**Exercise description**: Carry over every entry exactly as written, though not the pictures it contains.

**Input records**:
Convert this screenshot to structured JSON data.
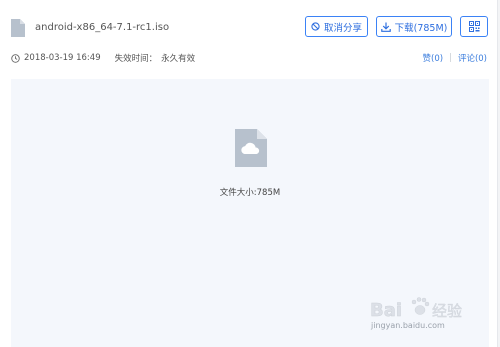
{
  "file": {
    "name": "android-x86_64-7.1-rc1.iso",
    "date": "2018-03-19 16:49",
    "expiry_label": "失效时间：",
    "expiry_value": "永久有效",
    "size_text": "文件大小:785M"
  },
  "toolbar": {
    "cancel_share_label": "取消分享",
    "download_label": "下载(785M)"
  },
  "stats": {
    "likes": "赞(0)",
    "comments": "评论(0)"
  },
  "watermark": {
    "brand": "Bai",
    "brand_cn": "经验",
    "url": "jingyan.baidu.com"
  },
  "colors": {
    "accent": "#2f6fdf",
    "file_icon": "#b7c1cd",
    "preview_bg": "#f4f7fc"
  },
  "icons": {
    "file": "file-icon",
    "cancel": "cancel-share-icon",
    "download": "download-icon",
    "qr": "qr-code-icon",
    "clock": "clock-icon"
  }
}
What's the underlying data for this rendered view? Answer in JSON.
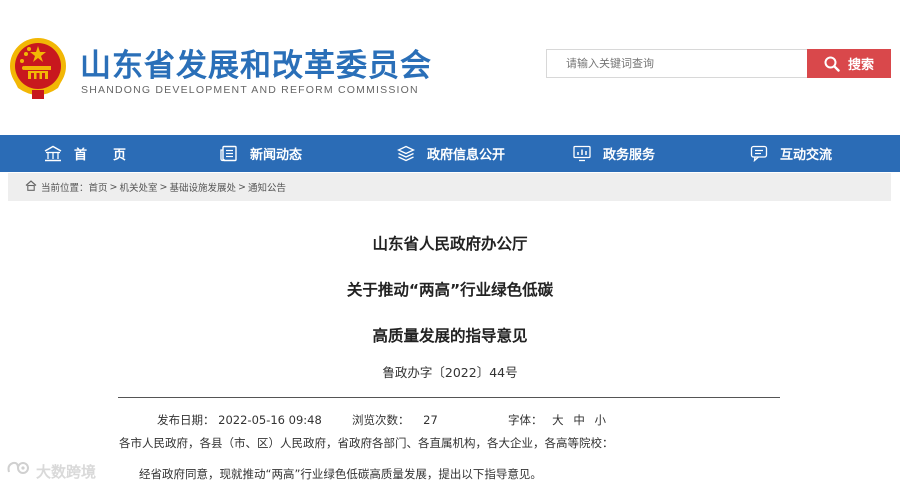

**Answer for the task**:
Convert this screenshot to structured JSON data.
{
  "file": {
    "name": "android-x86_64-7.1-rc1.iso",
    "date": "2018-03-19 16:49",
    "expiry_label": "失效时间：",
    "expiry_value": "永久有效",
    "size_text": "文件大小:785M"
  },
  "toolbar": {
    "cancel_share_label": "取消分享",
    "download_label": "下载(785M)"
  },
  "stats": {
    "likes": "赞(0)",
    "comments": "评论(0)"
  },
  "watermark": {
    "brand": "Bai",
    "brand_cn": "经验",
    "url": "jingyan.baidu.com"
  },
  "colors": {
    "accent": "#2f6fdf",
    "file_icon": "#b7c1cd",
    "preview_bg": "#f4f7fc"
  },
  "icons": {
    "file": "file-icon",
    "cancel": "cancel-share-icon",
    "download": "download-icon",
    "qr": "qr-code-icon",
    "clock": "clock-icon"
  }
}
What's the underlying data for this rendered view? Answer in JSON.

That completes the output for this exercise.